- 75 miles per hour / 120 km per hour is the national speed limit on motorways (autopistas) and 62 miles per hour / 100 km per hour is the maximum limit on autovias with four or more lanes or three-lane highways
- Unless indicated, other major routes are 56 miles per hour / 90 km per hour and slower speed limits of 30 miles per hour / 50 km per hour are enforced in urban areas
- It is an offence not to carry some form of identification, such as passport or driving licence
It is always advisable to park in officially designated car parks. There are also many underground car parks (parking lots) and these are indicated by blue signs with a white letter 'P'. There is usually a sign displaying either 'libre' (which means 'available space') - or 'completo' (meaning full). Parking on the street is regulated by yellow markings along the edge of the road and parking meters are gradually being introduced. Parking rules are strictly enforced in Madrid.

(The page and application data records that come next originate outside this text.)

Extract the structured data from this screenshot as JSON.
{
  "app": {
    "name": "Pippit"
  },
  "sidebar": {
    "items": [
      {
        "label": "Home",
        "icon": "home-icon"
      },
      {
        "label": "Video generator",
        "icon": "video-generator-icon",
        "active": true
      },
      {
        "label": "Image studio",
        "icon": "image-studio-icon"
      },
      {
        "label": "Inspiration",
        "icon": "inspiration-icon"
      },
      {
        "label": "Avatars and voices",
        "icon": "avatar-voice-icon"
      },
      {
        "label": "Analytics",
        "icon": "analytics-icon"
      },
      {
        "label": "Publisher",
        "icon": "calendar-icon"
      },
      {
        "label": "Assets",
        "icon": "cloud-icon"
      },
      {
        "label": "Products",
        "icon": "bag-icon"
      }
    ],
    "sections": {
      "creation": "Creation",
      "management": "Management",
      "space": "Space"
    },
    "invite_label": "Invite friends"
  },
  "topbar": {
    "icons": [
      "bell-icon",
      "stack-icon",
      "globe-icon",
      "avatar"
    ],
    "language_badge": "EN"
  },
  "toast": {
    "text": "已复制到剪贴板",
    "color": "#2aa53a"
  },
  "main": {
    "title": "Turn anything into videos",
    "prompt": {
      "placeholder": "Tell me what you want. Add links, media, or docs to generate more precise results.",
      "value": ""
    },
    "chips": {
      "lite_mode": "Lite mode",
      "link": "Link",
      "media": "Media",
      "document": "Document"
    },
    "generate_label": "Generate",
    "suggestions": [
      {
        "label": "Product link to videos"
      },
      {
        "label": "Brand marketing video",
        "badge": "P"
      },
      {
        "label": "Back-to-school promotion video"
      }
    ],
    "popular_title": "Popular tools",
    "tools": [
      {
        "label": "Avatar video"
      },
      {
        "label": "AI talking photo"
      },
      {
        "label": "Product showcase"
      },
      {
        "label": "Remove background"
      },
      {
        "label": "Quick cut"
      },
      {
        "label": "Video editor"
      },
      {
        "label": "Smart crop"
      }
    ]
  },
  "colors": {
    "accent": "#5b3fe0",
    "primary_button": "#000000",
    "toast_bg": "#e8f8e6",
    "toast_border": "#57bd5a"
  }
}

Taxis are plentiful and competitively priced, providing a reasonable alternative way to travel, particularly when the cost can be shared amongst a small group. All official taxis are white with a red stripe and blue shield. Most drivers are honest and taxis can be hailed on main streets at all times, both day and night. If a taxi is available for hire, a 'libre' (free) sign is displayed in the windscreen. Standard rates are shown on the meter and there are supplements for baggage, extra passengers, trips at nights and also for those departing from railway stations or the airport. When taking taxis from the airport, bus and train stations, it is always advisable to use the official taxi ranks and avoid non-metered cars, which are expensive and usually charge premium rates.
The Metro is Madrid's underground train system and provides a cheap, fast and very convenient way to travel around Madrid. The subway is probably the best way to travel in Madrid and consists of an extensive network of ten lines and over 120 trains, which cover most of the city. During the summer months, the Metro can get extremely hot and crowded, although some trains are now air conditioned.
Metro stations are indicated by a red, blue and white sign and the trains run from 06:00 to 01:30. Tickets can be purchased at station ticket booths or machines and 'ten-journey tickets' can be shared by more than one person travelling, and these are also valid for bus travel.
Madrid's has three main train stations, which all link to metro lines and operate between 05:30 to 23:00 and seat reservations are often required.
- Chamartín, Augustin de Fox - just off the Paseo de la Castellana, this station connects Madrid with the north and east
- Norte, Paseo del Rey - opposite the Campo del Moro, Norte connects with north-west Madrid
- Atocha, Plaza de Carlos V - close to the city centre and south of the Prado, this station connects with the west and south and includes the high-speed AVE trains which travel to Cordoba and Sevilla. Atocha also serves as the hub of the Cercanías local train network
Cercanías is the greater Madrid light railway, which travels outside of Madrid and provides one of the cheapest and fastest ways to travel to nearby cities and attractions, particularly to Toledo, Segovia, Avila, El Escorial, Aranjuez, Chinchon and Alcala de Henares. Near the city centre, these stations are underground, but trains travel above ground further out. In the winter they are heated and in the summer, a pleasant temperature is maintained by air conditioning. The Cercanías stations are indicated by a large white, upside-down 'C' on a red sign.
Cycling in the city centre is best avoided, as the traffic can be quite congested and drivers have little respect for cyclists. However, cycling in the hills nearby is increasing in popularity and this is a pleasant way to enjoy the scenery. There are many bicycle rental shops throughout the city and bikes can be rented by the hour, day or week.
Transporting bicycles on buses is often at the discretion of the driver, but on the metro you are permitted to carry your bicycle at no extra cost. On most trains you are allowed to carry bicycles all day at weekends and on public holidays, and up to 15:00 on weekdays.